Our work towards a global plan for stopping TB throughout the world will help us to coordinate and focus our efforts. The Stop TB Partnership is working with UNAIDS and other partners to ensure that efforts to both confront HIV/AIDS and stop TB are synergistic, and that both highlight the key strategies required to prevent and treat concurrent disease in high-prevalence countries. Addressing this crisis depends on a commitment from partners to mobilize a massive new investment in controlling TB and other infectious diseases in order to identify optimal ways of accelerating responses.

The Stop TB Partners' Forum had five stated objectives:

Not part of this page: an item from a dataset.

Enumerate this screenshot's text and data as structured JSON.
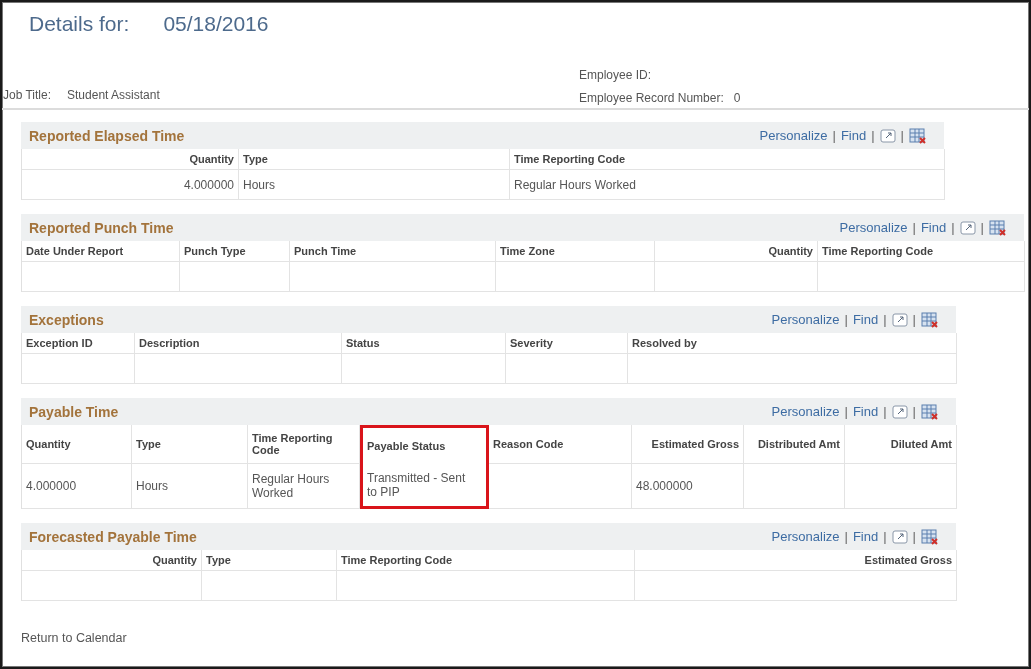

  • to report on progress since the Amsterdam Conference on Tuberculosis and Sustainable Development (March 2000);
  • to further accelerate efforts to operationalize the Amsterdam Declaration to Stop TB;
  • to address the urgent issue of TB and HIV/AIDS;
  • to launch the Global Plan to Stop TB 2001 - 2005; and
  • to formally to endorse the supporting mechanisms for the Stop TB partnership.

Invitees by the Director-General/WHO and the President/World Bank

  • Ministerial delegations of 22 high TB burden countries (HBC), with 3 delegates including Ministers of Health, Finance, and Development Planning.
  • Ministerial delegations of donor countries and high-level representatives of Stop TB partners (DG/WHO, WB President, George Soros, and ministers of donor countries).
  • Stop TB organizational partners, head of the offices (at own expense).

Funding and Sponsoring

The Forum was cosponsored by the World Bank (hosting the Forum), World Health Organization (WHO), American Thoracic Society (ATS), Open Society Institute/Soros Foundation (OSI), United States Agency for International Development (USAID), Centers for Disease Control and Prevention (CDC), Canadian International Development Agency (CIDA), Rockefeller Foundation, and the Government of the Netherlands.

Presentations

Sunday, 21 October 2001
Personal statements: Ram Khadka (Nepal), Paul Mahyo (UK), Johannes Lindt (World Bank)

Monday, 22 October 2001
The Global Partnership to Stop TB: Status of the Partnership by Dr Jacob Kumaresan
Evening Despatch

Tuesday, 23 October 2001
Lessons learned on investing in TB: Philippines, Uganda

Closing Session
Stop TB Partnership: Moving ahead by Dr J.W. Lee
Evening Despatch